TASK INSTRUCTIONS:
Determine how many lines below contain the string "title" and give that number without anything else.

PROVIDED DATA:
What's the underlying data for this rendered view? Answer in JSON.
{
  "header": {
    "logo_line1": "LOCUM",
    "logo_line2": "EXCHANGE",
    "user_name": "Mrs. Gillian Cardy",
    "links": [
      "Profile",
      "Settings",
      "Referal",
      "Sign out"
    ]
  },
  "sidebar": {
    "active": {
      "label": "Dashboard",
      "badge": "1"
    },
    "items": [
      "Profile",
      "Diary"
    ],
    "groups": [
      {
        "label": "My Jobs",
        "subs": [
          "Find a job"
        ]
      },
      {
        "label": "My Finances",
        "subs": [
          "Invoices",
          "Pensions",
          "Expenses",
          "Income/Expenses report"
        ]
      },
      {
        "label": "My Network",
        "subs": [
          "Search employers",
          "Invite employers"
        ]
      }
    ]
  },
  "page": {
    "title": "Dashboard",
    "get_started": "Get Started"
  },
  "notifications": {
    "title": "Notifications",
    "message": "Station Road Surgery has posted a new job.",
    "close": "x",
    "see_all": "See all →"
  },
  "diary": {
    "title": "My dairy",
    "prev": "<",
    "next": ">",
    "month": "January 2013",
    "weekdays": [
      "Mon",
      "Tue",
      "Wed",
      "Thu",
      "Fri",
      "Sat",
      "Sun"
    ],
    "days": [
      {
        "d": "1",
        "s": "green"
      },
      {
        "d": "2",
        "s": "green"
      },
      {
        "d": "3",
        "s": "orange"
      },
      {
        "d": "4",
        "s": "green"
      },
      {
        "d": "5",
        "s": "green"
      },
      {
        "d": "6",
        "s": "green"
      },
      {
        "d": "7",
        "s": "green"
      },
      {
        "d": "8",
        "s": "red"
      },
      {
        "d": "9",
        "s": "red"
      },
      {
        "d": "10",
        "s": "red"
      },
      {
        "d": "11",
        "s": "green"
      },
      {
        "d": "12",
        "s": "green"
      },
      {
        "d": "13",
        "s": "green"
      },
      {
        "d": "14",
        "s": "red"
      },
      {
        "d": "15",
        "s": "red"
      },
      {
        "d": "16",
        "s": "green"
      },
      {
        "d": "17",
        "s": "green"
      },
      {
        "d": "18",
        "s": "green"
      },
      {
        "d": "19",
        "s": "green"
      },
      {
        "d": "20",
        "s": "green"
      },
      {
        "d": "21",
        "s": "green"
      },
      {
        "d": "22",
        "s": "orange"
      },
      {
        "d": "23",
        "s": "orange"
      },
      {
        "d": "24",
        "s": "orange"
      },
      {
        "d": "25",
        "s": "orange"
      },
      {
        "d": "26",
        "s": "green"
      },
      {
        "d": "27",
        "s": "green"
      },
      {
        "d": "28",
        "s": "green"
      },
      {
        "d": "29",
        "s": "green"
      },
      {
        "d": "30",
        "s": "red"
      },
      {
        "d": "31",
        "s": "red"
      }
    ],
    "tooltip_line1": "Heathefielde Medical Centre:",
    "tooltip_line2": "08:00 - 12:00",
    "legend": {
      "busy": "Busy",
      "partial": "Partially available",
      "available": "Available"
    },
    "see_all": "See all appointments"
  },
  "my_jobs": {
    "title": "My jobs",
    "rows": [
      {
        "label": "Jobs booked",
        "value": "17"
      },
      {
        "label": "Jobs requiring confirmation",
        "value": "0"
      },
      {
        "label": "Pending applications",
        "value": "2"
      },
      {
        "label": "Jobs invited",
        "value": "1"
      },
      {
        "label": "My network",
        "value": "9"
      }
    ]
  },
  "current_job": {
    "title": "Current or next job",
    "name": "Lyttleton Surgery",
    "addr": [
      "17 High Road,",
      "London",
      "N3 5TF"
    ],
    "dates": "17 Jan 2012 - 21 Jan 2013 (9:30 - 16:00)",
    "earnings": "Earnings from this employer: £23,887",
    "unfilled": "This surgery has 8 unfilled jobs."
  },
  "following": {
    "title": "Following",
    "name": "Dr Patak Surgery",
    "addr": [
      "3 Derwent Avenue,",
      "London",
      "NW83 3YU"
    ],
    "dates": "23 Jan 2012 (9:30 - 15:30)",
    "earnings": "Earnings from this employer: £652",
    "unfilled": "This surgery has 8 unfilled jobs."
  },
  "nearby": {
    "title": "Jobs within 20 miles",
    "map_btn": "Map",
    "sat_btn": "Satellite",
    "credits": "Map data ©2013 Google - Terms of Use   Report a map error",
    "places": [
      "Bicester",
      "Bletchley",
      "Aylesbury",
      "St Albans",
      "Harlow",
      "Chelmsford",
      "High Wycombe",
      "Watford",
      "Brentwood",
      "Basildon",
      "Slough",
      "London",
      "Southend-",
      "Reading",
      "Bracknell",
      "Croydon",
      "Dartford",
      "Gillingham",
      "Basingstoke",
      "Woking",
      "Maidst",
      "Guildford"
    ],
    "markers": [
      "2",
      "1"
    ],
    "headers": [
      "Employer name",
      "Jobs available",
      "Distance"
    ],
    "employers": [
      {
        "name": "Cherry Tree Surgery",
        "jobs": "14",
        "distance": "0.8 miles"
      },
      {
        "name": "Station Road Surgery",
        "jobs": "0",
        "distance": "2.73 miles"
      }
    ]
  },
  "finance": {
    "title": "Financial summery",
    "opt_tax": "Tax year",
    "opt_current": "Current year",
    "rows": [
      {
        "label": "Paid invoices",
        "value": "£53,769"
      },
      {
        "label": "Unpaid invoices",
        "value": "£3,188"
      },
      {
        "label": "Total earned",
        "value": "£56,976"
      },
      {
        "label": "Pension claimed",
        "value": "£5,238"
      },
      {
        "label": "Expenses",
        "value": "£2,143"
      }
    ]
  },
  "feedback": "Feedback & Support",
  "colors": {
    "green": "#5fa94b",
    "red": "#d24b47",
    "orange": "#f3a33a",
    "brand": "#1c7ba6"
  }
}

SOLUTION TO THE PROBLEM:
8